British Airways stands accused of ruining the Bank Holiday and business trips of tens of thousands of customers following a power outage that brought down its IT systems last weekend.

Passengers were forced to queue outside Heathrow terminals or to leave the airport without luggage even as things got back to normal.

BA blamed a power outage and the failure of a back-up system. But it came in for widespread criticism for failing to communicate better with those caught up in the chaos.

Communications consultant and crisis management specialist Peter Jones spent 10 years as head of media at BA. He says: “They should have been quicker and more forthright in their communications.

“It was a major issue over a bank holiday and it required a strong presence. Even if there was doubt about what could be said about the cause, there was an awful lot they could have said to reassure people about what was being done to get them away.”

Now, he says: “The important thing is to get a proper handle on what damage has been done.”

Jones told Travel Weekly: “Every organisation is capable of a degree of denial.

The burning platform has been shifted, but you need a clear idea of the damage.
“Are some of the more exaggerated claims by brand experts just that, or are they right?

“You can only get a clear idea by market research. Unless you have solid numbers anything you say will be subjective. You want an objective analysis – whether you poll frequent fliers or carry out polls at terminals.

“The results might come as a pleasant surprise or an awful shock. My gut feeling is it’s not at all good.
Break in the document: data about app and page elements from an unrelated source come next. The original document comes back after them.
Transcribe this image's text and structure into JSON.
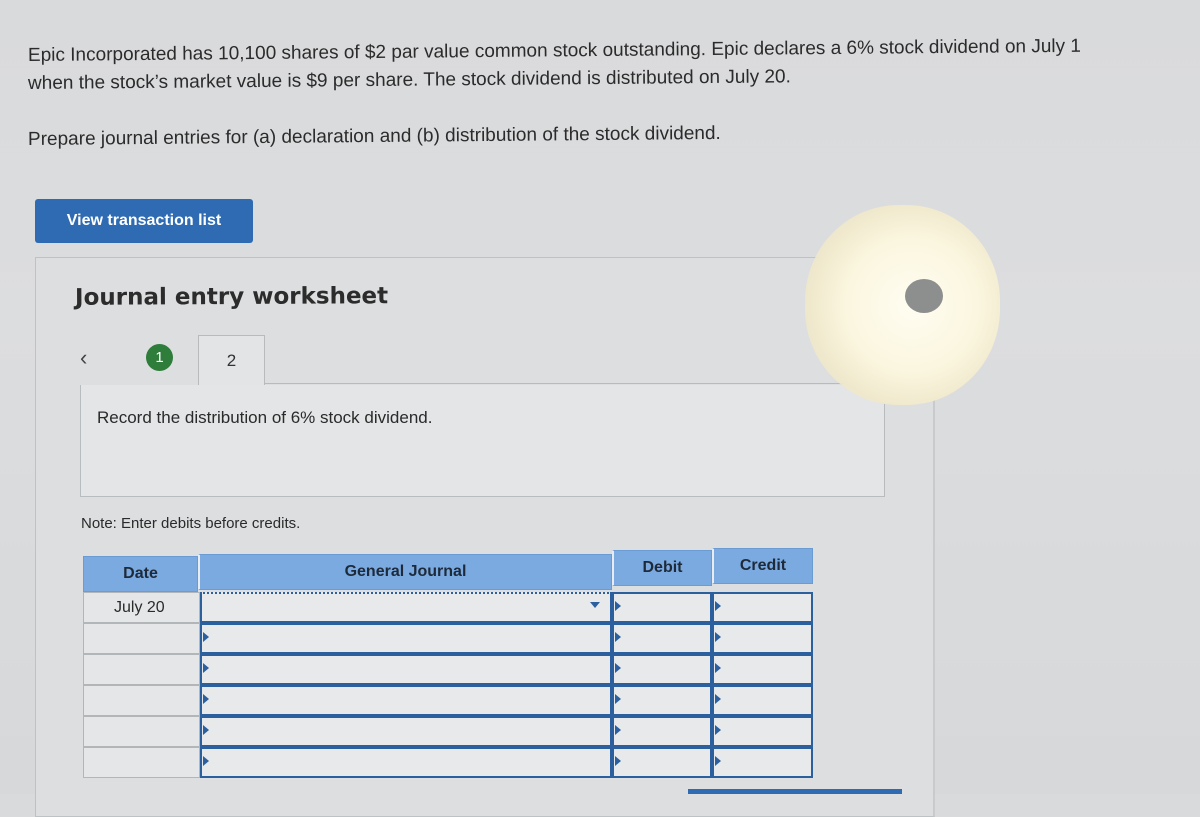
{
  "question": {
    "line1": "Epic Incorporated has 10,100 shares of $2 par value common stock outstanding. Epic declares a 6% stock dividend on July 1",
    "line2": "when the stock’s market value is $9 per share. The stock dividend is distributed on July 20.",
    "line3": "Prepare journal entries for (a) declaration and (b) distribution of the stock dividend."
  },
  "buttons": {
    "view_transactions": "View transaction list"
  },
  "worksheet": {
    "title": "Journal entry worksheet",
    "prev_icon": "‹",
    "next_icon": "›",
    "steps": [
      {
        "label": "1",
        "status": "completed"
      },
      {
        "label": "2",
        "status": "active"
      }
    ],
    "instruction": "Record the distribution of 6% stock dividend.",
    "note": "Note: Enter debits before credits."
  },
  "journal_table": {
    "headers": {
      "date": "Date",
      "general_journal": "General Journal",
      "debit": "Debit",
      "credit": "Credit"
    },
    "rows": [
      {
        "date": "July 20",
        "account": "",
        "debit": "",
        "credit": ""
      },
      {
        "date": "",
        "account": "",
        "debit": "",
        "credit": ""
      },
      {
        "date": "",
        "account": "",
        "debit": "",
        "credit": ""
      },
      {
        "date": "",
        "account": "",
        "debit": "",
        "credit": ""
      },
      {
        "date": "",
        "account": "",
        "debit": "",
        "credit": ""
      },
      {
        "date": "",
        "account": "",
        "debit": "",
        "credit": ""
      }
    ]
  },
  "colors": {
    "primary_button": "#2f6bb3",
    "step_completed": "#2e7d3a",
    "table_header": "#7aaae0"
  }
}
That is step one – know what you’re dealing with.”

Then, he says, BA must decide ‘What do we now need to do?’

He suggests: “Segment your audience, know their issues and address them with targeted messages.

“There are shareholders, customers, staff. There needs to be a huge thank you to staff who came into the terminals.

“On the shareholder side, was this really about offshoring and cost-cutting? BA says ‘No, absolutely not.’ The unions say ‘Yes.’

“There isn’t one simple message. The issues have to be addressed individually.”

Jones also believes BA may have a broader communications issue to address. He says: “I wonder if BA knows what it is now and whether that has been properly communicated?

“In the broader brand area, if you are making a shift it is not going to be welcome to everyone but it must be communicated in a coherent form.

“If you have to change because you’re competing with low cost carriers then you have to be clear and communicate that rather than do it by stealth. It’s crucial. ‘What is our identity?’

“BA has a proud heritage. A lot of people want to be proud of the national carrier. You need to be clear what you are and communicate that.”

He adds: “Trade partners are a crucial part of the mix, as important as staff. You have to be clear about your key audiences and trade partners are an essential part of that. You need to communicate with them as openly as possible.

“There has to be a strategy and communications have to be joined up. You need as much of a holistic approach to communications as you do to getting flights away.”

BA’s communications with the travel trade won’t have been helped by its announcement on the Friday before the bank holiday meltdown that it is poised to impose a GDS booking charge of £8 or €9.50 from November.

Jones says: “It does feel a bit like making a major Parliamentary announcement just before the House rises. People are smart and it will only exacerbate any negative feelings.”